And that book actually says, "Look, biologically, there are lots of folks who are born with features that are somewhere between male and female as we sort of traditionally understand them, and the medical complex goes to work kind of actually changing their bodies so that they fit more squarely into these binary categories we have." And it's not my place to question anyone's subjective experience of that, but it always had embedded in it that this is a thing outside our control, ergo any prejudice against it is unreasonable and unfair. As always, you can tweet us with the hashtag WITHpod, email WITHPod@gmail.com, we'd love to hear your feedback. We sort of say- we tolerate them. And that quest is a troubling one. But I have to say, it is getting so difficult, year after year, to hear these attacks.

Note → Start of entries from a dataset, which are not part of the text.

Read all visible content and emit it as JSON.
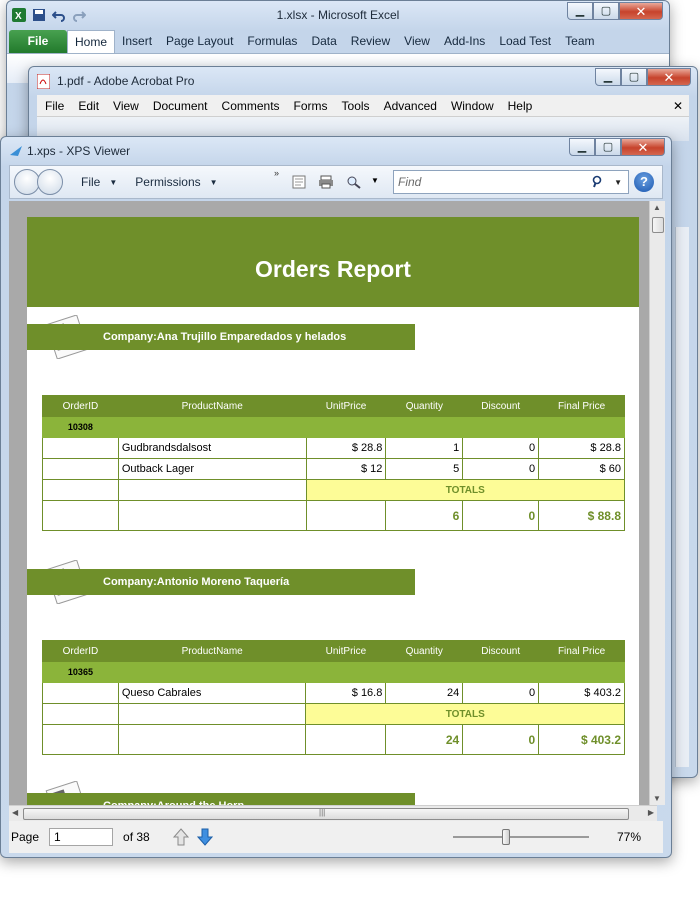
{
  "excel": {
    "title": "1.xlsx  -  Microsoft Excel",
    "file_tab": "File",
    "tabs": [
      "Home",
      "Insert",
      "Page Layout",
      "Formulas",
      "Data",
      "Review",
      "View",
      "Add-Ins",
      "Load Test",
      "Team"
    ]
  },
  "acrobat": {
    "title": "1.pdf - Adobe Acrobat Pro",
    "menu": [
      "File",
      "Edit",
      "View",
      "Document",
      "Comments",
      "Forms",
      "Tools",
      "Advanced",
      "Window",
      "Help"
    ]
  },
  "xps": {
    "title": "1.xps - XPS Viewer",
    "menu_file": "File",
    "menu_permissions": "Permissions",
    "find_placeholder": "Find",
    "help_label": "?",
    "status": {
      "page_label": "Page",
      "page_value": "1",
      "of_label": "of 38",
      "zoom": "77%"
    },
    "zoom_fraction": 0.38
  },
  "report": {
    "title": "Orders Report",
    "columns": [
      "OrderID",
      "ProductName",
      "UnitPrice",
      "Quantity",
      "Discount",
      "Final Price"
    ],
    "totals_label": "TOTALS",
    "companies": [
      {
        "name": "Company:Ana Trujillo Emparedados y helados",
        "order_id": "10308",
        "items": [
          {
            "product": "Gudbrandsdalsost",
            "unit_price": "$ 28.8",
            "quantity": "1",
            "discount": "0",
            "final_price": "$ 28.8"
          },
          {
            "product": "Outback Lager",
            "unit_price": "$ 12",
            "quantity": "5",
            "discount": "0",
            "final_price": "$ 60"
          }
        ],
        "totals": {
          "quantity": "6",
          "discount": "0",
          "final_price": "$ 88.8"
        }
      },
      {
        "name": "Company:Antonio Moreno Taquería",
        "order_id": "10365",
        "items": [
          {
            "product": "Queso Cabrales",
            "unit_price": "$ 16.8",
            "quantity": "24",
            "discount": "0",
            "final_price": "$ 403.2"
          }
        ],
        "totals": {
          "quantity": "24",
          "discount": "0",
          "final_price": "$ 403.2"
        }
      },
      {
        "name": "Company:Around the Horn"
      }
    ]
  },
  "colors": {
    "report_green": "#6f8f2a",
    "id_row_green": "#8bb43a",
    "totals_yellow": "#fdfc97"
  }
}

So when I was in college in 1997 to 2001, my then partner, now wife, we were in college together. Where did you go to college? CHASE STRANGIO: What we’re seeing, over the course of the last five years, are escalations in attacks from state lawmakers on LGBTQ people, particularly on trans youth. Everyone can't even conceptualize a human without a gender. And in that case, it was at Price Waterhouse. But some of her basic theoretical ideas are both fairly simple and elegant and also really profound. CHASE STRANGIO: So, trans people, obviously, have been around forever. And Chase Strangio is one of the people on the front lines of that high-stakes battle.
That is still the position of the EEOC. CHRIS HAYES: That'll be one of the three cases that are consolidated and argued October 8th. This is what unites us. Is there something significant in this? AMY GOODMAN: I want to go to the bill’s sponsor.
And this-. CHRIS HAYES: How do you understand the Trump administration, the Republican party, the political right's targeting of trans folks as a priority for their agenda? Our reporters in Washington, DC and around the country are preparing to cover the protests, the disruptions, the pushback and the potential far-right violence — and are zeroing in on the battles for electoral justice that will no doubt ensue.